Work request:
For the listing below, how many lines contain the word "Salon"? Answer with only that figure.

Extracted data:

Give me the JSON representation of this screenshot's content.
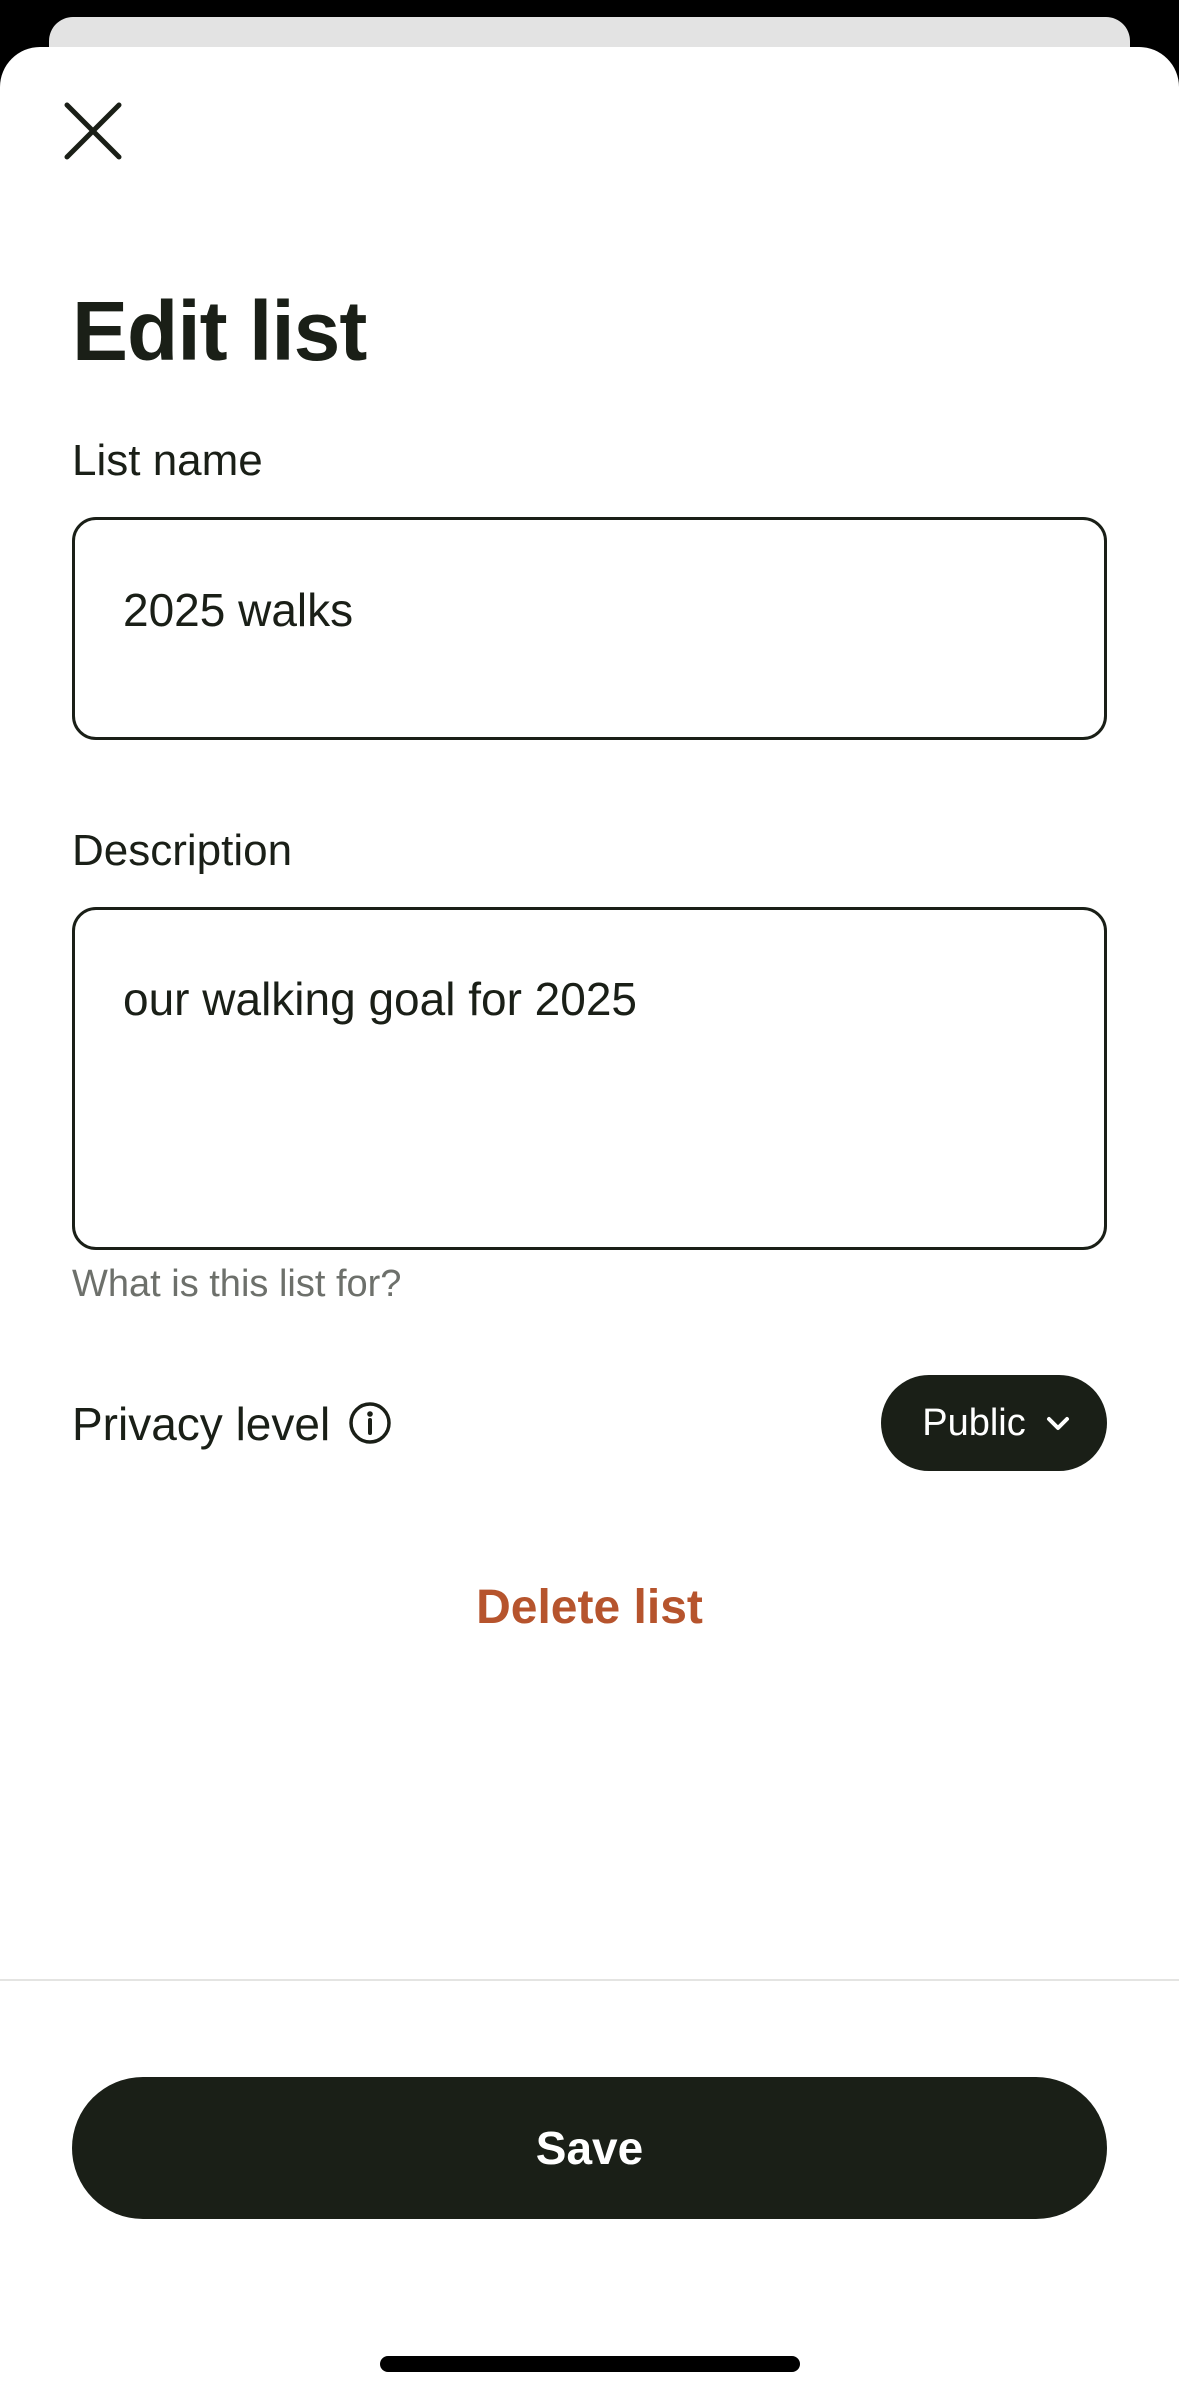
{
  "sheet": {
    "title": "Edit list"
  },
  "form": {
    "list_name": {
      "label": "List name",
      "value": "2025 walks"
    },
    "description": {
      "label": "Description",
      "value": "our walking goal for 2025",
      "helper": "What is this list for?"
    },
    "privacy": {
      "label": "Privacy level",
      "selected": "Public"
    }
  },
  "actions": {
    "delete_label": "Delete list",
    "save_label": "Save"
  },
  "icons": {
    "close": "close-icon",
    "info": "info-icon",
    "dropdown": "chevron-down-icon"
  },
  "colors": {
    "primary_dark": "#1a1f17",
    "destructive": "#b6542d",
    "helper_gray": "#6d706b"
  }
}
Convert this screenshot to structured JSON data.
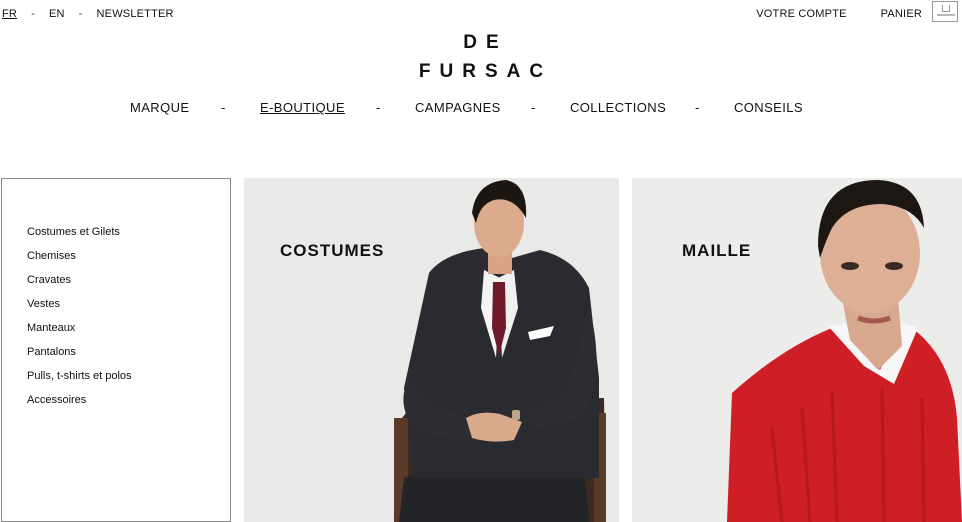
{
  "topbar": {
    "lang_fr": "FR",
    "lang_sep": "-",
    "lang_en": "EN",
    "newsletter": "NEWSLETTER",
    "account": "VOTRE COMPTE",
    "cart": "PANIER",
    "cart_icon": "shopping-bag-icon"
  },
  "logo": {
    "line1": "DE",
    "line2": "FURSAC"
  },
  "nav": {
    "items": [
      "MARQUE",
      "E-BOUTIQUE",
      "CAMPAGNES",
      "COLLECTIONS",
      "CONSEILS"
    ],
    "separator": "-",
    "active": "E-BOUTIQUE"
  },
  "sidebar": {
    "items": [
      "Costumes et Gilets",
      "Chemises",
      "Cravates",
      "Vestes",
      "Manteaux",
      "Pantalons",
      "Pulls, t-shirts et polos",
      "Accessoires"
    ]
  },
  "cards": [
    {
      "title": "COSTUMES"
    },
    {
      "title": "MAILLE"
    }
  ],
  "colors": {
    "text": "#111111",
    "suit": "#2a2b30",
    "tie": "#6d1b2a",
    "sweater": "#cf1f26",
    "card_bg": "#e9e9e7"
  }
}
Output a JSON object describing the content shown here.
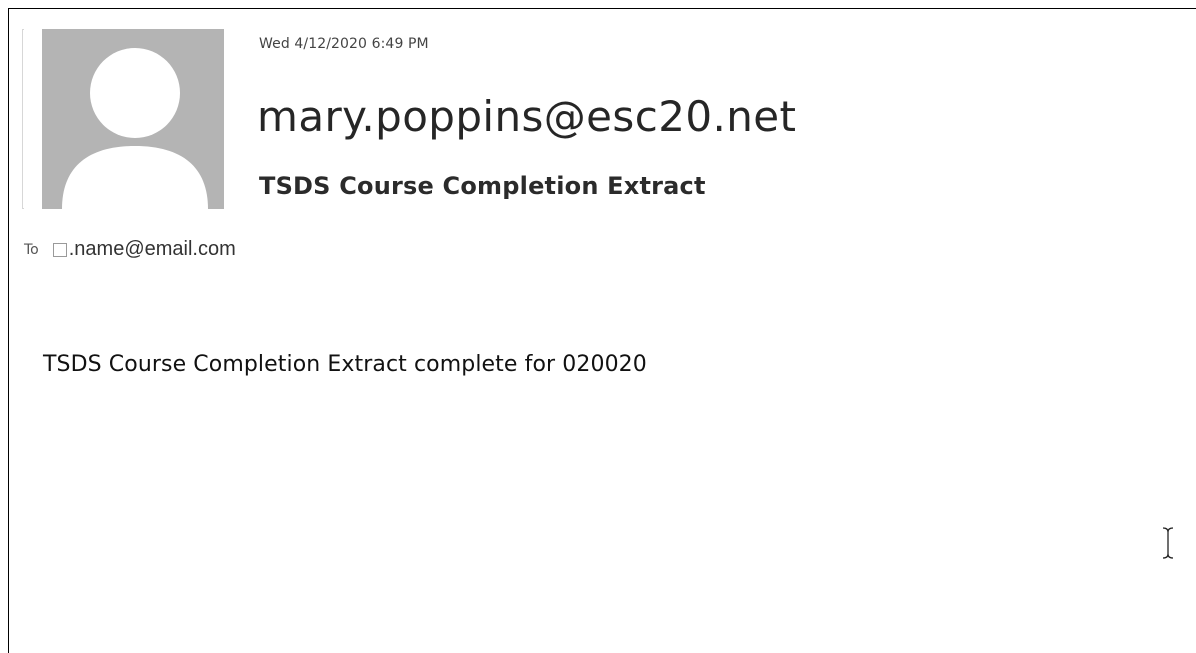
{
  "email": {
    "date": "Wed 4/12/2020 6:49 PM",
    "sender": "mary.poppins@esc20.net",
    "subject": "TSDS Course Completion Extract",
    "to_label": "To",
    "recipient": ".name@email.com",
    "body": "TSDS Course Completion Extract complete for 020020"
  },
  "icons": {
    "avatar": "user-placeholder-icon",
    "recipient_checkbox": "checkbox-icon",
    "cursor": "text-cursor-icon"
  },
  "colors": {
    "avatar_gray": "#b4b4b4",
    "text_dark": "#262626"
  }
}
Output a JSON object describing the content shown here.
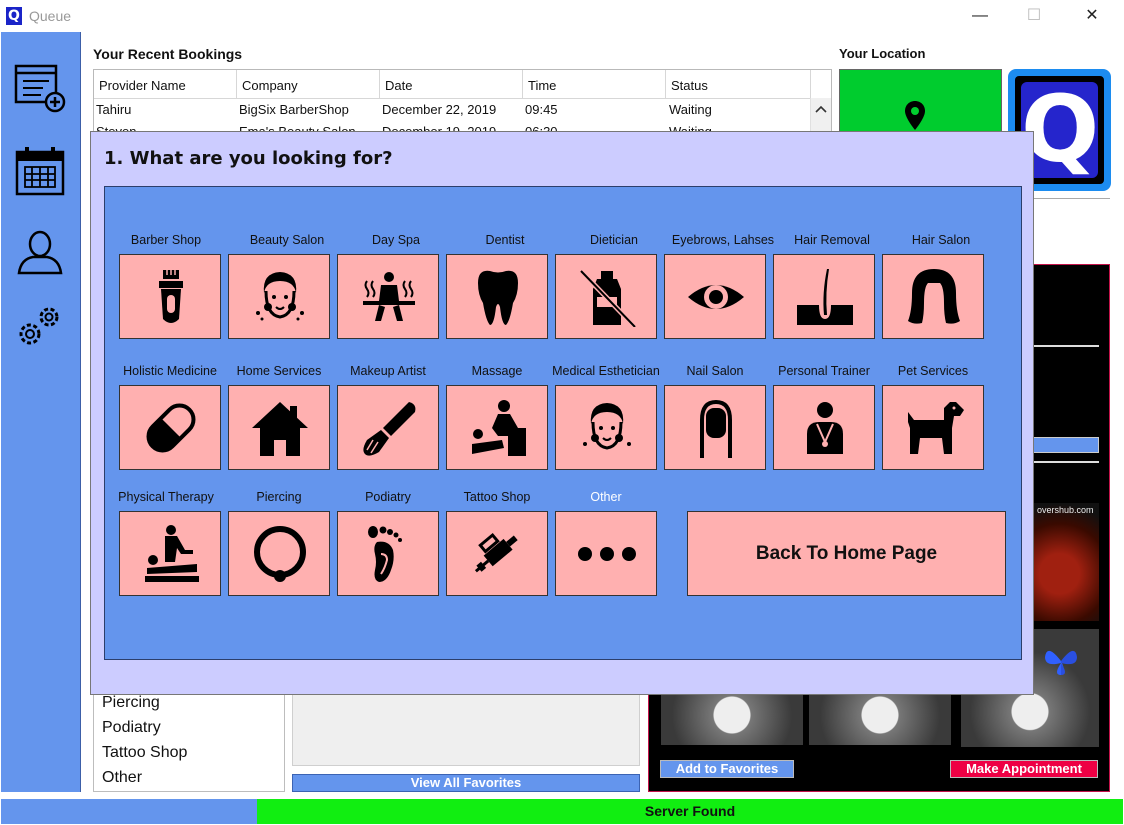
{
  "window": {
    "title": "Queue",
    "app_icon": "Q",
    "minimize": "—",
    "maximize": "☐",
    "close": "✕"
  },
  "sidebar": {
    "items": [
      {
        "name": "new-booking-icon"
      },
      {
        "name": "calendar-icon"
      },
      {
        "name": "profile-icon"
      },
      {
        "name": "settings-icon"
      }
    ]
  },
  "bookings": {
    "title": "Your Recent Bookings",
    "columns": [
      "Provider Name",
      "Company",
      "Date",
      "Time",
      "Status"
    ],
    "rows": [
      [
        "Tahiru",
        "BigSix BarberShop",
        "December 22, 2019",
        "09:45",
        "Waiting"
      ],
      [
        "Steven",
        "Ema's Beauty Salon",
        "December 19, 2019",
        "06:30",
        "Waiting"
      ]
    ]
  },
  "location": {
    "title": "Your Location",
    "color": "#00cc2e"
  },
  "logo": {
    "letter": "Q"
  },
  "right_panel": {
    "partial_url": "overshub.com"
  },
  "category_list": {
    "items": [
      "Piercing",
      "Podiatry",
      "Tattoo Shop",
      "Other"
    ]
  },
  "favorites": {
    "view_all": "View All Favorites",
    "add": "Add to Favorites",
    "make_appointment": "Make Appointment"
  },
  "status": {
    "text": "Server Found",
    "color": "#11ee11"
  },
  "modal": {
    "title": "1. What are you looking for?",
    "categories": [
      {
        "label": "Barber Shop",
        "icon": "clipper-icon"
      },
      {
        "label": "Beauty Salon",
        "icon": "face-mask-icon"
      },
      {
        "label": "Day Spa",
        "icon": "sauna-icon"
      },
      {
        "label": "Dentist",
        "icon": "tooth-icon"
      },
      {
        "label": "Dietician",
        "icon": "no-bottle-icon"
      },
      {
        "label": "Eyebrows, Lahses",
        "icon": "eye-icon"
      },
      {
        "label": "Hair Removal",
        "icon": "hair-follicle-icon"
      },
      {
        "label": "Hair Salon",
        "icon": "hair-icon"
      },
      {
        "label": "Holistic Medicine",
        "icon": "pill-icon"
      },
      {
        "label": "Home Services",
        "icon": "house-icon"
      },
      {
        "label": "Makeup Artist",
        "icon": "makeup-brush-icon"
      },
      {
        "label": "Massage",
        "icon": "massage-icon"
      },
      {
        "label": "Medical Esthetician",
        "icon": "face-mask-icon"
      },
      {
        "label": "Nail Salon",
        "icon": "nail-icon"
      },
      {
        "label": "Personal Trainer",
        "icon": "trainer-icon"
      },
      {
        "label": "Pet Services",
        "icon": "dog-icon"
      },
      {
        "label": "Physical Therapy",
        "icon": "therapy-icon"
      },
      {
        "label": "Piercing",
        "icon": "ring-icon"
      },
      {
        "label": "Podiatry",
        "icon": "foot-icon"
      },
      {
        "label": "Tattoo Shop",
        "icon": "tattoo-gun-icon"
      },
      {
        "label": "Other",
        "icon": "more-icon"
      }
    ],
    "home_button": "Back To Home Page"
  }
}
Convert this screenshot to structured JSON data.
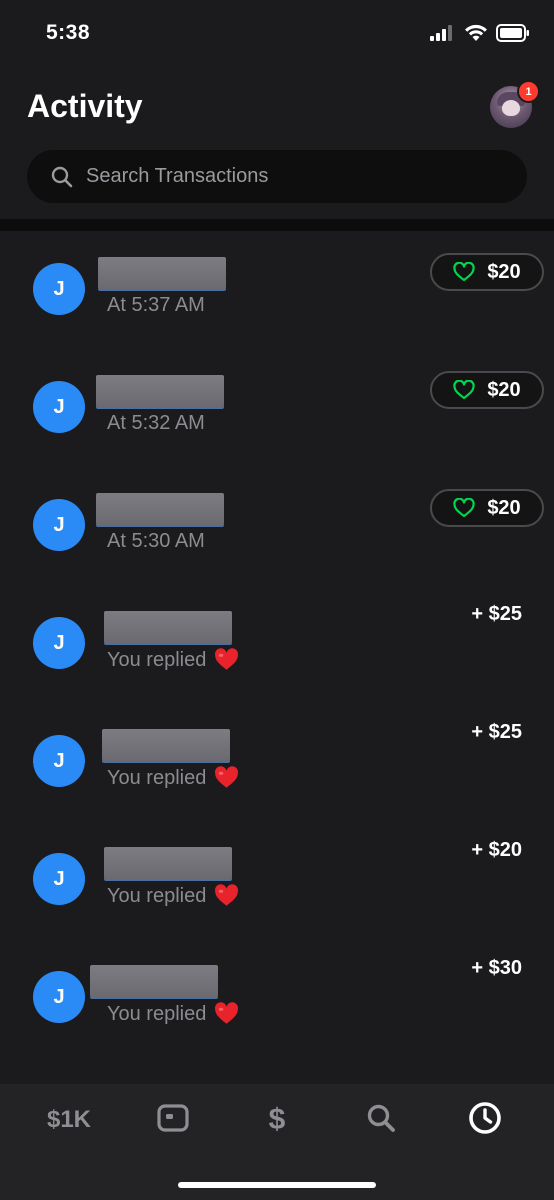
{
  "status_bar": {
    "time": "5:38"
  },
  "header": {
    "title": "Activity",
    "notification_count": "1"
  },
  "search": {
    "placeholder": "Search Transactions"
  },
  "transactions": [
    {
      "avatar_letter": "J",
      "subtitle": "At 5:37 AM",
      "amount": "$20",
      "style": "pill"
    },
    {
      "avatar_letter": "J",
      "subtitle": "At 5:32 AM",
      "amount": "$20",
      "style": "pill"
    },
    {
      "avatar_letter": "J",
      "subtitle": "At 5:30 AM",
      "amount": "$20",
      "style": "pill"
    },
    {
      "avatar_letter": "J",
      "subtitle": "You replied",
      "amount": "+ $25",
      "style": "plain"
    },
    {
      "avatar_letter": "J",
      "subtitle": "You replied",
      "amount": "+ $25",
      "style": "plain"
    },
    {
      "avatar_letter": "J",
      "subtitle": "You replied",
      "amount": "+ $20",
      "style": "plain"
    },
    {
      "avatar_letter": "J",
      "subtitle": "You replied",
      "amount": "+ $30",
      "style": "plain"
    }
  ],
  "bottom_nav": {
    "balance_label": "$1K",
    "pay_label": "$"
  },
  "colors": {
    "background": "#1b1b1d",
    "avatar_blue": "#2a8af6",
    "heart_green": "#00d64f",
    "badge_red": "#ff3b30"
  },
  "icons": [
    "signal-icon",
    "wifi-icon",
    "battery-icon",
    "search-icon",
    "heart-outline-icon",
    "red-heart-emoji-icon",
    "card-icon",
    "search-nav-icon",
    "clock-icon"
  ]
}
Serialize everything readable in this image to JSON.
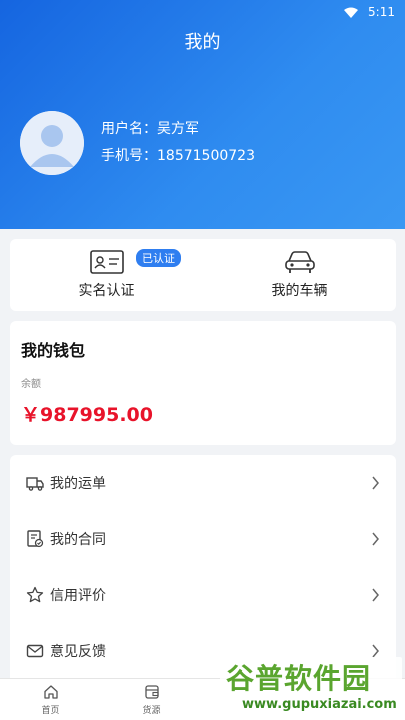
{
  "status": {
    "time": "5:11"
  },
  "header": {
    "title": "我的"
  },
  "user": {
    "name_label": "用户名：",
    "name": "吴方军",
    "phone_label": "手机号：",
    "phone": "18571500723"
  },
  "auth": {
    "realname_label": "实名认证",
    "badge": "已认证",
    "vehicle_label": "我的车辆"
  },
  "wallet": {
    "title": "我的钱包",
    "balance_label": "余额",
    "balance": "￥987995.00"
  },
  "menu": [
    {
      "label": "我的运单",
      "icon": "truck-icon"
    },
    {
      "label": "我的合同",
      "icon": "contract-icon"
    },
    {
      "label": "信用评价",
      "icon": "star-icon"
    },
    {
      "label": "意见反馈",
      "icon": "mail-icon"
    }
  ],
  "tabs": [
    {
      "label": "首页",
      "icon": "home-icon"
    },
    {
      "label": "货源",
      "icon": "wallet-icon"
    }
  ],
  "watermark": {
    "title": "谷普软件园",
    "url": "www.gupuxiazai.com"
  },
  "colors": {
    "accent": "#2f7ef0",
    "amount": "#e8132a"
  }
}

Your response:
4